import tensorflow as tf
y_pred = tf.keras.layers.Activation(‘sigmoid’, dtype=tf.float32)(x)
loss = binary_crossentropy(tf.cast(y_true, tf.float32), tf.cast(y_pred, tf.float32), from_logits=True)
model.add_loss(lambda: tf.keras.regularizers.l2()(tf.cast(w, tf.float32)))
After implementing this, we measured the following benchmark results for a single V100.
Samples per second
The impact of switching to mixed precision was that training speed roughly doubled, and the impact of using the optimal CPU parallelism settings discovered by SageMaker was an additional 16% increase.
Implementing these initiatives as we grew resulted in reducing the cost of training a model from $122 to $68, while our dataset grew from 228 thousand samples to 3.1 million, amounting to a 24 times reduction in cost per sample.
This reduction in training time and cost has meant that we can quickly and cheaply adapt to changes in our data distribution. We often encounter new cases that are confounding even for humans, such as the following image.

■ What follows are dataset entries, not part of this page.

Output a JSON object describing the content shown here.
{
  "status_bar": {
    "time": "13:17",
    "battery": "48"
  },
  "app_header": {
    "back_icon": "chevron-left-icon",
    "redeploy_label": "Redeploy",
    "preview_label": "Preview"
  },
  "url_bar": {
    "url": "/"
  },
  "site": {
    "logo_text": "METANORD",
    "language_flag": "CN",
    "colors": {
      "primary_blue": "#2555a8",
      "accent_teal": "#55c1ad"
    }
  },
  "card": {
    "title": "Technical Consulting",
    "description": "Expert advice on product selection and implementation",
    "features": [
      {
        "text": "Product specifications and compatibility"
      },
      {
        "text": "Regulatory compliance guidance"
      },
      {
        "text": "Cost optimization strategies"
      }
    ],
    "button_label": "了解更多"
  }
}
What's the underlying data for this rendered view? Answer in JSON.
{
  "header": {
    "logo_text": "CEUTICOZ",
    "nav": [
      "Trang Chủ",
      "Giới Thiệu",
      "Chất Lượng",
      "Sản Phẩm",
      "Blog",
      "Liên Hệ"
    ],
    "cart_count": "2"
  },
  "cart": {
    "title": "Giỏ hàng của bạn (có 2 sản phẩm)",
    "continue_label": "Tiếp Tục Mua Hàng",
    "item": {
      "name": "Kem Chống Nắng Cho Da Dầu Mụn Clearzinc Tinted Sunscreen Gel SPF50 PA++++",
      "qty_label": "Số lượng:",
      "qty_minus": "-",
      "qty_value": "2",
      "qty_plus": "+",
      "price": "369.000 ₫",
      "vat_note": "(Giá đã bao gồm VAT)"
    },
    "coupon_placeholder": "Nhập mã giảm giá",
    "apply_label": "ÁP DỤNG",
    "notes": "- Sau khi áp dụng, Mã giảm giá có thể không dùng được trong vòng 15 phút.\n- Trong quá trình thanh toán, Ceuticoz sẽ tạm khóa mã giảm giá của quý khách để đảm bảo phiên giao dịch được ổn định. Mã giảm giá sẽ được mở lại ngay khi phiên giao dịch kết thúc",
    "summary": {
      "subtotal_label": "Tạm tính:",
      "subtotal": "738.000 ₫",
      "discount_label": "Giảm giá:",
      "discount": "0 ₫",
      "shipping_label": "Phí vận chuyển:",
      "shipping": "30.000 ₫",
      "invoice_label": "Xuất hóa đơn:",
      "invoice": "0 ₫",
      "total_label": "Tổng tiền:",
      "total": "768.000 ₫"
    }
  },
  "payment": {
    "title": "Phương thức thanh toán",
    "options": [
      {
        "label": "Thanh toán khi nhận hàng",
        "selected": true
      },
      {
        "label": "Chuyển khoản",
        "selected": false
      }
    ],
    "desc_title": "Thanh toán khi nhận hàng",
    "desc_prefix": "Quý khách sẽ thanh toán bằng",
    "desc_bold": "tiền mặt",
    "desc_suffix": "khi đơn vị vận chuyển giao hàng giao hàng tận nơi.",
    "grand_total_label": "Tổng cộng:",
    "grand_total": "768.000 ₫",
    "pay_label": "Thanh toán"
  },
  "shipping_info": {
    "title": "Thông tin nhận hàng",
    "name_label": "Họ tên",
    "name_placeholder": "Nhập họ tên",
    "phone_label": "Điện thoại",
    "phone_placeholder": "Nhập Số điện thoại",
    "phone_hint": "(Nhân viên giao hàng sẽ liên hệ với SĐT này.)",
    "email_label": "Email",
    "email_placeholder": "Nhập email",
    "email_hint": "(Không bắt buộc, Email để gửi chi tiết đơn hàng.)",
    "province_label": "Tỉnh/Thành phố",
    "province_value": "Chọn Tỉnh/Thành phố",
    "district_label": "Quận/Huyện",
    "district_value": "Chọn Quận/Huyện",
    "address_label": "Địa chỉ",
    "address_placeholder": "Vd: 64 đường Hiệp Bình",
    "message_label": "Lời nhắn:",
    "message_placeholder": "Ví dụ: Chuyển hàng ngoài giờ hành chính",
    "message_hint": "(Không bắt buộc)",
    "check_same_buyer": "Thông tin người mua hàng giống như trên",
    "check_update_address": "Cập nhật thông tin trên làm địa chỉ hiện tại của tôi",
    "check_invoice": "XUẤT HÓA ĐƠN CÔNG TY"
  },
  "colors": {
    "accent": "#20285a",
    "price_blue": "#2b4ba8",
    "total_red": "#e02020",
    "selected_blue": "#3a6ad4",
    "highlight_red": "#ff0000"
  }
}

However, they quickly become standard cases for our models, as shown in the following image.
We aim to continue making training faster by using more devices, and making it more efficient by leveraging SageMaker managed Spot Instances. We also aim to make the training loop tighter by serving SageMaker models that are capable of online learning, so that improved models are available in near-real time. With these in place, we should be well equipped to handle all the variation that agriculture can throw at us. To learn more about Amazon SageMaker, visit the product page.
The content and opinions in this post are those of the third-party author and AWS is not responsible for the content or accuracy of this post.
About the Author
Michael Malahe is the Head of Data at Aerobotics, a South African startup that builds AI-driven tools for agriculture.